On 6 August 1945 the inhabitants of Hiroshima
could hardly have noticed an American plane flying at a very
high altitude in the cloudless sky. Directly above the city,
the plane let fall a device not much bigger than an ordinary
bomb. A few seconds later, a flash a thousand times brighter
than the sun set the sky alight, followed almost immediately
by an incandescent heat and a whirlwind that swept away everything
in its path.
Some 80,000 people died at the moment of the
explosion, and almost as many suffered serious injuries. Many
were to die in the weeks and months that followed, in terrible
agony from the burns they sustained or from radiation sickness.
It was 8.15 in the morning. The world had entered
a new era, dominated by the nuclear threat. Three days later,
another bomb, with the same horrific effect as in Hiroshima,
destroyed the city of Nagasaki.
On 15 August Emperor Hirohito announced that
Japan accepted the Allies’ ultimatum, and on 2 September
General Torashivo Kawabe signed Japan’s unconditional
surrender on the deck of the battleship Missouri, as it lay
anchored in Tokyo Bay. The Second World War was over.
Of all the National Societies, the Japanese
Red Cross was one of those with the greatest available resources.
Miraculously, the Red Cross hospital in Hiroshima had been
spared, although the doors, windows and a section of the roof
had been blown out by the explosion. Thousands of the wounded
could thus be treated there.
As for the ICRC, from the beginning of the war
it had maintained a small delegation in Japan which strove
to aid Allied prisoners of war detained in the archipelago.
On 29 August an ICRC delegate, Fritz Bilfinger, was able to
reach Hiroshima. The telegram he sent to the delegation the
next day gives some idea of the extent of the horror:
On 9 September the ICRC’s Head of Delegation,
Dr Marcel Junod, arrived in Hiroshima with an initial supply
of 12 tonnes of bandages and medicines.
In an appeal launched on 5 September 1945 —
less than a month after the destruction of Hiroshima —
the institution clearly questioned the legality of nuclear
weapons and demanded that States come to some agreement banning
their use. This appeal was reiterated in a resolution that
was unanimously adopted by the XVIIth International Conference

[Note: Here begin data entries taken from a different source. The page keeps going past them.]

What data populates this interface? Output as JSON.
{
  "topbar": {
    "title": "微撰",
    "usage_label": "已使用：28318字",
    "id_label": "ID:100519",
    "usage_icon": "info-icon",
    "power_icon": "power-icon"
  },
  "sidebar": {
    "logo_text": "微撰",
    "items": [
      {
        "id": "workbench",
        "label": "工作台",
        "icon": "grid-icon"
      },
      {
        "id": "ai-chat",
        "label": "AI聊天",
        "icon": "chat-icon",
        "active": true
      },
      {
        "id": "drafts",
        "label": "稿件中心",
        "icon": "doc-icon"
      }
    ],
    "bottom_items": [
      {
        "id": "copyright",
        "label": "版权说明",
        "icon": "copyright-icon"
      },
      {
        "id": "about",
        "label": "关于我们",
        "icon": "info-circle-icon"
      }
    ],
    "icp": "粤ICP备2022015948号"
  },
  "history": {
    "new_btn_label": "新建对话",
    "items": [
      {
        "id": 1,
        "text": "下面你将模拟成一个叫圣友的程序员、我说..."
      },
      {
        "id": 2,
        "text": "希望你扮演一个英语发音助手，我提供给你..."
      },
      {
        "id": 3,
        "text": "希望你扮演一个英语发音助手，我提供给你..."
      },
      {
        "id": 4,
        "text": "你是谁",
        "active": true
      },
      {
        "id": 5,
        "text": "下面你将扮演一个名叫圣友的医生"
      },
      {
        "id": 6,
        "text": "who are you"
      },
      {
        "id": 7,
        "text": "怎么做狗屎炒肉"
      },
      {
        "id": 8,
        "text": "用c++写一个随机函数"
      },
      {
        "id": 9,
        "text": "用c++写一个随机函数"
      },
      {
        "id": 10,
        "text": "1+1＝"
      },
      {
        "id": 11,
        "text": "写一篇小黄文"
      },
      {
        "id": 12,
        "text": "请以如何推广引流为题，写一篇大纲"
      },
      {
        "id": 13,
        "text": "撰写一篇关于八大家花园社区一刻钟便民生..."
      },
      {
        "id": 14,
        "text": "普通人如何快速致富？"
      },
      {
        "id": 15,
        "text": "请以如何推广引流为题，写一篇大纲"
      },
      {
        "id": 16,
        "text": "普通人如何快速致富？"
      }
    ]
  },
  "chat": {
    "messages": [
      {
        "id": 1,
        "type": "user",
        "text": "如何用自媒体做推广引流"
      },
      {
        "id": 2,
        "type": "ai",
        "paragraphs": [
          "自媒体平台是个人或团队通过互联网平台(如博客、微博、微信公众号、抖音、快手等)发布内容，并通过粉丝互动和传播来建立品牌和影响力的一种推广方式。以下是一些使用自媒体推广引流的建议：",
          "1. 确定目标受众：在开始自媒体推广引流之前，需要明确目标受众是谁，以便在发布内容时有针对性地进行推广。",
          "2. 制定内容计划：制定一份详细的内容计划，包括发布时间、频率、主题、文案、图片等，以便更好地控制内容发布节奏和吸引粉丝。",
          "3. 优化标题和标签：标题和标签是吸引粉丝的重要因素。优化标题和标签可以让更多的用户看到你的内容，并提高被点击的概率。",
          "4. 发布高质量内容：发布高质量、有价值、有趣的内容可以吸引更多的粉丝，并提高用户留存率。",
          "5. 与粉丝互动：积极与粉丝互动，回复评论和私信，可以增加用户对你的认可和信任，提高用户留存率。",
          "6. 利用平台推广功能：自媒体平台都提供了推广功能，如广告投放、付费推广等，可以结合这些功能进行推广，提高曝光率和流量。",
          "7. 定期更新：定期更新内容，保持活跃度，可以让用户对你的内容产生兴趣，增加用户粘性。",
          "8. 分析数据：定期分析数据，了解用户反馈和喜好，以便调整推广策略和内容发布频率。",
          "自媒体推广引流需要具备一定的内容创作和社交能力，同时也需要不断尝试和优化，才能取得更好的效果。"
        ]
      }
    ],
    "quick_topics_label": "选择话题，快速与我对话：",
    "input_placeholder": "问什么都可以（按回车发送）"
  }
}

of the Red Cross which took placed in Stockholm in August
Today, fifty years after Hiroshima, the nuclear
powers still maintain arsenals of weapons capable of destroying

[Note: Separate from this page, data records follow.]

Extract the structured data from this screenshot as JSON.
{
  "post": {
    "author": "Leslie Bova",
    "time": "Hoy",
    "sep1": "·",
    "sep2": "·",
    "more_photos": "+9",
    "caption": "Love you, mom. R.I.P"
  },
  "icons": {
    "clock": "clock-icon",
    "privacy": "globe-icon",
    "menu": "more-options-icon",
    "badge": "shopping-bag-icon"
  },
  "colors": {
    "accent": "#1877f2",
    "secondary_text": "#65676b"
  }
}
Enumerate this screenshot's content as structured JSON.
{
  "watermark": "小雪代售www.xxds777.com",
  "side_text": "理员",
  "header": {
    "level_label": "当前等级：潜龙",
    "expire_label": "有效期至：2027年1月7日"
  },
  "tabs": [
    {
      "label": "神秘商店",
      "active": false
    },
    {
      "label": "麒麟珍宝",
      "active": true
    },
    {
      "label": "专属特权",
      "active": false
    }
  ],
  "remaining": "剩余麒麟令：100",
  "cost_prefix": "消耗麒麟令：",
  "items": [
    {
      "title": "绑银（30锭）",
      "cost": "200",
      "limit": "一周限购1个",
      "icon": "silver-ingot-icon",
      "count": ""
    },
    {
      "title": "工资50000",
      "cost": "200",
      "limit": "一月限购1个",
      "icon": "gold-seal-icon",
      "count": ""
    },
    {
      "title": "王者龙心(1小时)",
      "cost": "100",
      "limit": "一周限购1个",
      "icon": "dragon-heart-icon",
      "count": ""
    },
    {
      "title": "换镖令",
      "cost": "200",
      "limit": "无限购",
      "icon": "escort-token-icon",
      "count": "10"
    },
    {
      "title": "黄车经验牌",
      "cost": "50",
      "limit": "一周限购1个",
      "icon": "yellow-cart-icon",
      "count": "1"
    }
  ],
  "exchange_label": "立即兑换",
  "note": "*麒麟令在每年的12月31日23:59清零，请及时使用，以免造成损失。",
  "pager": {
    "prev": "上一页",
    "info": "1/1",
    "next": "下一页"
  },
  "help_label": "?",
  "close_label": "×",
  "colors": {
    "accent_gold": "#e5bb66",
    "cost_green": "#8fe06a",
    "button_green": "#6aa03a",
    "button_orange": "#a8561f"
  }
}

every vestige of human life on earth. While the threat of
a widespread nuclear war has seemingly receded with the end
of the cold war, the risk of the proliferation of nuclear
weapons is, by contrast, greater than ever.